We went to a lot of cool parties during All-Star Weekend this past February, many of which served an open bar with tons of celebrities and athletes wandering around to brush elbows with, but only one of these parties was, well… the only word to describe it is “weird.”
The normal parties were what you’d expect—florescent lights, thunderous music, pools lined with tiki torches, guys in sport coats with gelled hair, groupies wearing clothes that could technically be classified as lingerie. But most importantly what these parties shared was a general sense of togetherness, entertainment, and flat-out good-spirited fun. Business like T-Mobile or Sprite or whomever would pay big bucks to make sure people had a good time, and occasionally you’d run into somebody cool, have a good laugh, and continue on with your evening.
Allen Iverson’s Reebok party, though, was not like the others. Not even a little bit.
Okay, so the beer was free and there was thunderous music, but the fun, the harmony, the brushing elbows—none of that happened here.
Pushing our way through the throngs at the bar en route to the dance floor, we quickly located Allen Iverson, but other than Larry Hughes we didn’t really see anybody else of note. We thought we’d go over and say hi, but as we approached, a couple of bouncers (who reminded me of Dot-Com and Grizz from “30 Rock”) let us know that this particular section of the party was off-limits.
We looked around, noticing that the entire dance floor area was divided in two by a long, undulating white sofa. On our side was an interesting combination of losers (including, of course, ourselves)—wannabe gangsters, average-to-unattractive ladies, and white partyboys looking for a good-looking girl to grind up against. On Iverson’s side stood Iverson, Hughes, a couple of dudes from each guys’ posse, and what looked to be the scantily-clad cast reunion from all of Jay-Z’s music videos.
I literally felt segregated, like when Chuck Berry got hot in the 50s and the concert crowd were cut in half, separated by cops, to keep the whites from the blacks. Only this wasn’t a racial thing. It was more like, those worthy versus those not worthy.

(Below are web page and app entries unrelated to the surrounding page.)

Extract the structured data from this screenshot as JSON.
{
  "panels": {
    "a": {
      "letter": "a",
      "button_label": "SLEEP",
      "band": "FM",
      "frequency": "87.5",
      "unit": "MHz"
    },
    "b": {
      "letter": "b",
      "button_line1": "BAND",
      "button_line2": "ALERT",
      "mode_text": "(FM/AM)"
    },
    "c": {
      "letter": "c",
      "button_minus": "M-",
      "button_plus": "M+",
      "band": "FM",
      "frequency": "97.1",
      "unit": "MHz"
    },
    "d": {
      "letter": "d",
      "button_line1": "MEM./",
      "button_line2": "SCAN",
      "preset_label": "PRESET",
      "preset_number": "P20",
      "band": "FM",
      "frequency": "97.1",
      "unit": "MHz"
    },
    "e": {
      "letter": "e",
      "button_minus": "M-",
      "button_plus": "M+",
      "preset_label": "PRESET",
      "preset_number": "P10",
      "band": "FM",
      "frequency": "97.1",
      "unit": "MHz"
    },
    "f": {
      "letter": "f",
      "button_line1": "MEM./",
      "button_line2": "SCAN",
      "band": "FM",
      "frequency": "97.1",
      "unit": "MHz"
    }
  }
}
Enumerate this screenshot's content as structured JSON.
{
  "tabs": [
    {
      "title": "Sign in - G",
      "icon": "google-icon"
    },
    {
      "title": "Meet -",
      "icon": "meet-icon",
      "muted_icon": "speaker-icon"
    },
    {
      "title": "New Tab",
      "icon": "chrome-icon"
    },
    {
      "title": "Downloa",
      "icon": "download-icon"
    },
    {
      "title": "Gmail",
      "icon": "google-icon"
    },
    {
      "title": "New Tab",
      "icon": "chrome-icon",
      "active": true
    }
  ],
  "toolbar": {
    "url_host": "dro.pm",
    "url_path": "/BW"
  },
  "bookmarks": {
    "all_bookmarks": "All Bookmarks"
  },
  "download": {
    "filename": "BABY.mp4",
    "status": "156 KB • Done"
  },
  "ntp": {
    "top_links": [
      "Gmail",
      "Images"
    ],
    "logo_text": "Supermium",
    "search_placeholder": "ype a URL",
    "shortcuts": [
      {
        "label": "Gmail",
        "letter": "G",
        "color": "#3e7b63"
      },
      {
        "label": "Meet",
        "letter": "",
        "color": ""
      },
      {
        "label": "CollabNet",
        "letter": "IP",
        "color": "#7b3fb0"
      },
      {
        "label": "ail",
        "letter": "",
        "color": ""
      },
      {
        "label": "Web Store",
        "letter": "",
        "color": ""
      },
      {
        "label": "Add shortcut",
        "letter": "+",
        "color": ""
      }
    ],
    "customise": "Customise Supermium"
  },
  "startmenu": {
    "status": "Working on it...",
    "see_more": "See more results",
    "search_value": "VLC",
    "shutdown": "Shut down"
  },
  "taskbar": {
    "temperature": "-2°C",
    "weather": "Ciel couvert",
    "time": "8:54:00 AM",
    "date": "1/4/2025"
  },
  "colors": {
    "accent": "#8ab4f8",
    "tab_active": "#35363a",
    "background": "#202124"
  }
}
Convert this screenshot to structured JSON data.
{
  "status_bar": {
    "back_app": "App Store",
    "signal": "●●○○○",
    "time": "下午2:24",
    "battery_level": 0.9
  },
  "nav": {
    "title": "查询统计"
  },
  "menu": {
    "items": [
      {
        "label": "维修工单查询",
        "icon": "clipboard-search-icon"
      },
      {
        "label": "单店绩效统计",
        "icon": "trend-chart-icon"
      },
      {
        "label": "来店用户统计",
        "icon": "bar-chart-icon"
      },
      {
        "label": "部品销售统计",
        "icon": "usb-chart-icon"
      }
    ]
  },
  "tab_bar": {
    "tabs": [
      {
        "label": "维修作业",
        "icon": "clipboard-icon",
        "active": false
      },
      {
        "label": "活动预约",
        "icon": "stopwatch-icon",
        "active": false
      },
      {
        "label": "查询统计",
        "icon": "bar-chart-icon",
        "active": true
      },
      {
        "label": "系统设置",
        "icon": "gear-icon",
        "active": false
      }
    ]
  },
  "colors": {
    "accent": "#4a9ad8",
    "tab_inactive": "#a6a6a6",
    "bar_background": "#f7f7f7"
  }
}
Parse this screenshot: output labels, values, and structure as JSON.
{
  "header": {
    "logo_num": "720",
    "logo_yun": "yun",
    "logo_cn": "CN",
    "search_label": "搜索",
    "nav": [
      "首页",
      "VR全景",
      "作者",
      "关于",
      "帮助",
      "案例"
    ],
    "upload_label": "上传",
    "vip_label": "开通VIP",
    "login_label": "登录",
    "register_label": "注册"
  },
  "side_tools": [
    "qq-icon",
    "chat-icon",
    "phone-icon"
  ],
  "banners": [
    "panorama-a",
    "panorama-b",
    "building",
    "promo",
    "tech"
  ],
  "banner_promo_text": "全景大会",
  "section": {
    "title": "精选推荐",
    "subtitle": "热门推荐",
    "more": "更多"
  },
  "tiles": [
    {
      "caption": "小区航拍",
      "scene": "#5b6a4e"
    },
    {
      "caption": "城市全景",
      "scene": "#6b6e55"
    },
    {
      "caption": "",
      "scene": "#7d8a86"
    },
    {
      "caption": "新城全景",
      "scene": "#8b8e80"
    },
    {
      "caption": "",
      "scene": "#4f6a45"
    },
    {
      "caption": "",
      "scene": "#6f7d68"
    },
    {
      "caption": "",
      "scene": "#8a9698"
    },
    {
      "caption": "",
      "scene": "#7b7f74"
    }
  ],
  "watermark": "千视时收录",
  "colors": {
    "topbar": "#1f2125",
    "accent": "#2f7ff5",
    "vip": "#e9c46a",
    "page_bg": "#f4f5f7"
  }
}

The truly strange thing was when Iverson, for seemingly no reason whatsoever, stood atop the dividing couch, right in the center of the room, and just stood there drinking his drink. Those average-to-unattractive ladies I mentioned earlier flocked to that zone of the couch and sort of did a reach-up thing like they were teeny-boppers in the front row of a Backstreet Boys concert. My two colleagues and I looked at each other after about fifteen minutes of trying to enjoy ourselves and left.
It was weird.
For all his talent, Iverson just isn’t the coolest dude I’ve ever met. I’m positive it wouldn’t hurt his feelings to hear me say this, but it’s simply the truth. But I come from a different world than he does, I suppose. We’re not supposed to get along. It’s the classic Romeo & Juliet plotline. Boy meets basketball star, but because of differing lifestyles they can never be friends. I think this ends with me either drinking poison or stabbing myself in the chest with a rapier. Either way, it would show A.I. my commitment to being let onto his side of the dance floor.
But who am I kidding? It was just one party, and my experiences at literally every other gathering that weekend were 100% positive. So one of them was weird? I’ll live. Unless, you know, I have to do the poison thing.
But otherwise, I’ll live.